PROVIDED RECORDS:
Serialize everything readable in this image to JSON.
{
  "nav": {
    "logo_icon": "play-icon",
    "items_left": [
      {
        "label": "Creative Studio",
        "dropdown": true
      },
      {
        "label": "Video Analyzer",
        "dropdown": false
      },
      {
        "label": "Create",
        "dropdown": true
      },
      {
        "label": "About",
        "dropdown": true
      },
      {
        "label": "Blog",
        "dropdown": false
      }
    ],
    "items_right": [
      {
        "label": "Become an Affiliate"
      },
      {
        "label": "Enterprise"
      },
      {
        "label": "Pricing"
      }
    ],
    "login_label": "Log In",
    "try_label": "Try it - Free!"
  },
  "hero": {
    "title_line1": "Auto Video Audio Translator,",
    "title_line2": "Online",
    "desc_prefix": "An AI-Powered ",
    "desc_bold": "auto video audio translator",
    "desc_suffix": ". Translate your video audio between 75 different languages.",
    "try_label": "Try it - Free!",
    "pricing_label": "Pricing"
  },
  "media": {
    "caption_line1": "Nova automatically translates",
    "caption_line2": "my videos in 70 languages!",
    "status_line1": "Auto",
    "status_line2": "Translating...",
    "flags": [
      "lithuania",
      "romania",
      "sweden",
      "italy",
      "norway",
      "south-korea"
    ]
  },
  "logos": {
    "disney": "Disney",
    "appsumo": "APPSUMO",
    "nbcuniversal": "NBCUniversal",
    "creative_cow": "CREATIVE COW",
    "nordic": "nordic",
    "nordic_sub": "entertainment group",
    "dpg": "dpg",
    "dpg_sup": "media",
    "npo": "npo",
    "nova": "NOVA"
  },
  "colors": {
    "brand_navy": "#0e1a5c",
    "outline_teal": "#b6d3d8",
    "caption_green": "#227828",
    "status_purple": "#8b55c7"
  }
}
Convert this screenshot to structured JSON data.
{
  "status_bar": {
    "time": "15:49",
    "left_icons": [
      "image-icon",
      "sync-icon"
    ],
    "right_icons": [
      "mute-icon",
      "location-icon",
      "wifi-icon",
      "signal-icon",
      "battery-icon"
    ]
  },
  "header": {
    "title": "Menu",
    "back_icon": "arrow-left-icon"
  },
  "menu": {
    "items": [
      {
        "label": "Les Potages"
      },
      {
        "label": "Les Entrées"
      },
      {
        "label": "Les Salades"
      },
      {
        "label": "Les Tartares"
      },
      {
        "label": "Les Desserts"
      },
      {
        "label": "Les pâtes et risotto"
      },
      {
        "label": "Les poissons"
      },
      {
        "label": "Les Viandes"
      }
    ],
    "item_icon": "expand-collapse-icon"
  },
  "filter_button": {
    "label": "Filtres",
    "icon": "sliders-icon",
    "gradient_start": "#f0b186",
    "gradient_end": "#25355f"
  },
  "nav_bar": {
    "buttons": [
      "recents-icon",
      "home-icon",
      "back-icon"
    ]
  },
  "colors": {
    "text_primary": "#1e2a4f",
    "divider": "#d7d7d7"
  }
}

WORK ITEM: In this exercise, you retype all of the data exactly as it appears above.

SOLUTION:
Serialize everything readable in this image to JSON.
{
  "nav": {
    "logo_icon": "play-icon",
    "items_left": [
      {
        "label": "Creative Studio",
        "dropdown": true
      },
      {
        "label": "Video Analyzer",
        "dropdown": false
      },
      {
        "label": "Create",
        "dropdown": true
      },
      {
        "label": "About",
        "dropdown": true
      },
      {
        "label": "Blog",
        "dropdown": false
      }
    ],
    "items_right": [
      {
        "label": "Become an Affiliate"
      },
      {
        "label": "Enterprise"
      },
      {
        "label": "Pricing"
      }
    ],
    "login_label": "Log In",
    "try_label": "Try it - Free!"
  },
  "hero": {
    "title_line1": "Auto Video Audio Translator,",
    "title_line2": "Online",
    "desc_prefix": "An AI-Powered ",
    "desc_bold": "auto video audio translator",
    "desc_suffix": ". Translate your video audio between 75 different languages.",
    "try_label": "Try it - Free!",
    "pricing_label": "Pricing"
  },
  "media": {
    "caption_line1": "Nova automatically translates",
    "caption_line2": "my videos in 70 languages!",
    "status_line1": "Auto",
    "status_line2": "Translating...",
    "flags": [
      "lithuania",
      "romania",
      "sweden",
      "italy",
      "norway",
      "south-korea"
    ]
  },
  "logos": {
    "disney": "Disney",
    "appsumo": "APPSUMO",
    "nbcuniversal": "NBCUniversal",
    "creative_cow": "CREATIVE COW",
    "nordic": "nordic",
    "nordic_sub": "entertainment group",
    "dpg": "dpg",
    "dpg_sup": "media",
    "npo": "npo",
    "nova": "NOVA"
  },
  "colors": {
    "brand_navy": "#0e1a5c",
    "outline_teal": "#b6d3d8",
    "caption_green": "#227828",
    "status_purple": "#8b55c7"
  }
}
Convert this screenshot to structured JSON data.
{
  "status_bar": {
    "time": "15:49",
    "left_icons": [
      "image-icon",
      "sync-icon"
    ],
    "right_icons": [
      "mute-icon",
      "location-icon",
      "wifi-icon",
      "signal-icon",
      "battery-icon"
    ]
  },
  "header": {
    "title": "Menu",
    "back_icon": "arrow-left-icon"
  },
  "menu": {
    "items": [
      {
        "label": "Les Potages"
      },
      {
        "label": "Les Entrées"
      },
      {
        "label": "Les Salades"
      },
      {
        "label": "Les Tartares"
      },
      {
        "label": "Les Desserts"
      },
      {
        "label": "Les pâtes et risotto"
      },
      {
        "label": "Les poissons"
      },
      {
        "label": "Les Viandes"
      }
    ],
    "item_icon": "expand-collapse-icon"
  },
  "filter_button": {
    "label": "Filtres",
    "icon": "sliders-icon",
    "gradient_start": "#f0b186",
    "gradient_end": "#25355f"
  },
  "nav_bar": {
    "buttons": [
      "recents-icon",
      "home-icon",
      "back-icon"
    ]
  },
  "colors": {
    "text_primary": "#1e2a4f",
    "divider": "#d7d7d7"
  }
}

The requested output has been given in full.